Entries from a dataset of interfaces

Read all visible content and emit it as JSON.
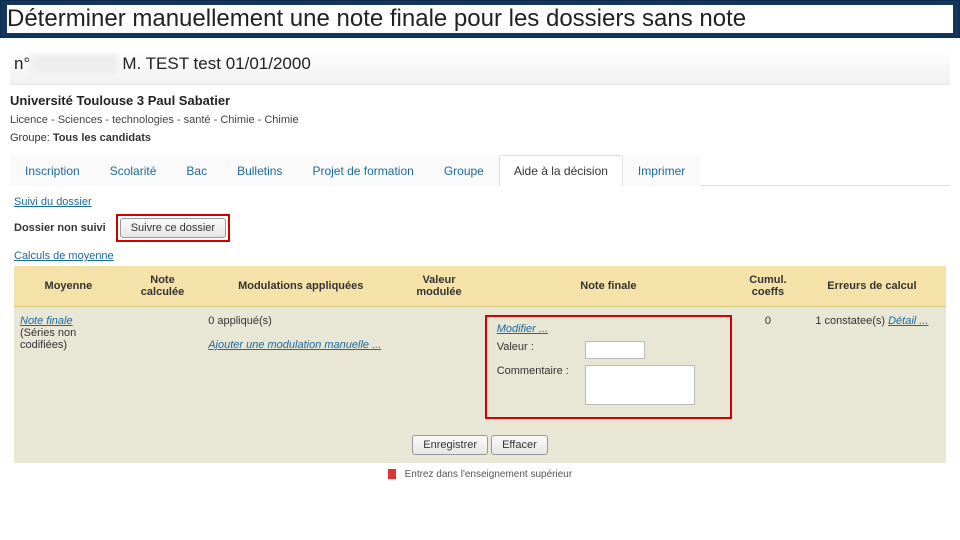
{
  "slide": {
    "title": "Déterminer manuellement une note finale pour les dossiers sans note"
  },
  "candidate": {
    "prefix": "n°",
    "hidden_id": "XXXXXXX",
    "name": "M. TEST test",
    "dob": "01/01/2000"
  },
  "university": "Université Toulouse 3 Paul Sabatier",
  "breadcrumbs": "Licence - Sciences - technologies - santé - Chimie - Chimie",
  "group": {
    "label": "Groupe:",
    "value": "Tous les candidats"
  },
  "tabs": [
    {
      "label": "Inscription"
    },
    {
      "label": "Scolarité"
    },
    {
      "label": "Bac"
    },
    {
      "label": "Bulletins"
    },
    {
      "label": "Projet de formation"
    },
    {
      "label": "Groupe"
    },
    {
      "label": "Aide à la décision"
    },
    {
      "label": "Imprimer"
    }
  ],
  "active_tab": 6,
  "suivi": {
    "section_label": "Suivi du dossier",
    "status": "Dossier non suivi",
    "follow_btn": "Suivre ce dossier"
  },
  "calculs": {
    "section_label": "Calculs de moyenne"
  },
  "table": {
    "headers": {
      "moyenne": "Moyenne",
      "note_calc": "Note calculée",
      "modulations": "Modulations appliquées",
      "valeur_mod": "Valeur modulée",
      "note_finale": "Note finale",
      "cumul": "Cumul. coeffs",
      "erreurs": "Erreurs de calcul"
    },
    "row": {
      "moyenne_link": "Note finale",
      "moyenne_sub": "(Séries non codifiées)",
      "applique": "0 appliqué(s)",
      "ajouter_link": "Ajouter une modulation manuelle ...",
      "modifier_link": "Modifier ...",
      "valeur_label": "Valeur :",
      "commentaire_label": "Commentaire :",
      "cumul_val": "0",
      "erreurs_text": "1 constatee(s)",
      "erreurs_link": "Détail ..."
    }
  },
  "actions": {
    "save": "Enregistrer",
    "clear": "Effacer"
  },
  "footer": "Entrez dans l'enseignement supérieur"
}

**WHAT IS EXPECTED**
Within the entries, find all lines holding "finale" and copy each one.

**TASK SOLUTION**
    "title": "Déterminer manuellement une note finale pour les dossiers sans note"
      "note_finale": "Note finale",
      "moyenne_link": "Note finale",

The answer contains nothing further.